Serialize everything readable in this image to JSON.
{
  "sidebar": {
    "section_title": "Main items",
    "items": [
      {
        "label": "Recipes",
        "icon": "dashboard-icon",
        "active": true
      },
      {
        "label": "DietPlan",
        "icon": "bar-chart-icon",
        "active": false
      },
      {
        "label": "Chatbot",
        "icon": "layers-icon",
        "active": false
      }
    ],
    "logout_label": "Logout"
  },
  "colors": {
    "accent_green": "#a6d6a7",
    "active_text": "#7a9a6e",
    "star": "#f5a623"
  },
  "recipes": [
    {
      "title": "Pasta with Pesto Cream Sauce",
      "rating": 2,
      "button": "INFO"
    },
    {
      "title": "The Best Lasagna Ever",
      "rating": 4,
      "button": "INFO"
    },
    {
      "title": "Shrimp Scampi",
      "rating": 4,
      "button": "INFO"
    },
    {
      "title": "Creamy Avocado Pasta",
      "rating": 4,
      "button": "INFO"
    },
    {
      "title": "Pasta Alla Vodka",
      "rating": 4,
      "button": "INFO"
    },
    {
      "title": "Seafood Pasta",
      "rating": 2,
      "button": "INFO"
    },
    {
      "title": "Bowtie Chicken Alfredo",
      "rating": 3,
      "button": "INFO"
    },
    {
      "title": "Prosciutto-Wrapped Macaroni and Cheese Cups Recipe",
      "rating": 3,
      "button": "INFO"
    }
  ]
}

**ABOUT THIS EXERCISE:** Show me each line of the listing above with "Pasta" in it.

**PROBLEM SOLUTION:**
      "title": "Pasta with Pesto Cream Sauce",
      "title": "Creamy Avocado Pasta",
      "title": "Pasta Alla Vodka",
      "title": "Seafood Pasta",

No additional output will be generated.